Data records for software interfaces -

[Start of Attachment]

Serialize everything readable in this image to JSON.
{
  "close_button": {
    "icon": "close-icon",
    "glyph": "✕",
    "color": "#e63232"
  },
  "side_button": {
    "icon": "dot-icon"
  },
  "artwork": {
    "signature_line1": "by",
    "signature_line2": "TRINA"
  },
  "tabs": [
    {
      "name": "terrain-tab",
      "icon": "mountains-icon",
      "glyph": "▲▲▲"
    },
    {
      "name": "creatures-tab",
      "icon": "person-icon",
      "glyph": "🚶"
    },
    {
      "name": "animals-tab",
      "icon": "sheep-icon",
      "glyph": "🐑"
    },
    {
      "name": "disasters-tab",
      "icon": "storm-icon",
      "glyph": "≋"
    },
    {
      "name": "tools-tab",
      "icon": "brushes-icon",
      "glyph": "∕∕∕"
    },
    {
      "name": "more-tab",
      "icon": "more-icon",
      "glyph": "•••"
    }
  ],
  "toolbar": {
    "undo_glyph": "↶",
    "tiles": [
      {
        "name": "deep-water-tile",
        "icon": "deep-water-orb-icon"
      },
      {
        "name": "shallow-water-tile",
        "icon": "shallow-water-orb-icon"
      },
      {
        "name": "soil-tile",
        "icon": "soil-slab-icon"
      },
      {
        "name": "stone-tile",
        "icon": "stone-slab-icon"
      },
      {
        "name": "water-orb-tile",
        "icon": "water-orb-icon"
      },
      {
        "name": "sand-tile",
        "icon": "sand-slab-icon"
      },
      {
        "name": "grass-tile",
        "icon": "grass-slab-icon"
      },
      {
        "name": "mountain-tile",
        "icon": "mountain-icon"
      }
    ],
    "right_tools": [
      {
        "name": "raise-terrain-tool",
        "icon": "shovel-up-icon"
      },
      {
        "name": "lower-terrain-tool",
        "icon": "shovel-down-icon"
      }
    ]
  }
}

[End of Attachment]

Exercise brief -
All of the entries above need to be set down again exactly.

Problem solution -
Serialize everything readable in this image to JSON.
{
  "close_button": {
    "icon": "close-icon",
    "glyph": "✕",
    "color": "#e63232"
  },
  "side_button": {
    "icon": "dot-icon"
  },
  "artwork": {
    "signature_line1": "by",
    "signature_line2": "TRINA"
  },
  "tabs": [
    {
      "name": "terrain-tab",
      "icon": "mountains-icon",
      "glyph": "▲▲▲"
    },
    {
      "name": "creatures-tab",
      "icon": "person-icon",
      "glyph": "🚶"
    },
    {
      "name": "animals-tab",
      "icon": "sheep-icon",
      "glyph": "🐑"
    },
    {
      "name": "disasters-tab",
      "icon": "storm-icon",
      "glyph": "≋"
    },
    {
      "name": "tools-tab",
      "icon": "brushes-icon",
      "glyph": "∕∕∕"
    },
    {
      "name": "more-tab",
      "icon": "more-icon",
      "glyph": "•••"
    }
  ],
  "toolbar": {
    "undo_glyph": "↶",
    "tiles": [
      {
        "name": "deep-water-tile",
        "icon": "deep-water-orb-icon"
      },
      {
        "name": "shallow-water-tile",
        "icon": "shallow-water-orb-icon"
      },
      {
        "name": "soil-tile",
        "icon": "soil-slab-icon"
      },
      {
        "name": "stone-tile",
        "icon": "stone-slab-icon"
      },
      {
        "name": "water-orb-tile",
        "icon": "water-orb-icon"
      },
      {
        "name": "sand-tile",
        "icon": "sand-slab-icon"
      },
      {
        "name": "grass-tile",
        "icon": "grass-slab-icon"
      },
      {
        "name": "mountain-tile",
        "icon": "mountain-icon"
      }
    ],
    "right_tools": [
      {
        "name": "raise-terrain-tool",
        "icon": "shovel-up-icon"
      },
      {
        "name": "lower-terrain-tool",
        "icon": "shovel-down-icon"
      }
    ]
  }
}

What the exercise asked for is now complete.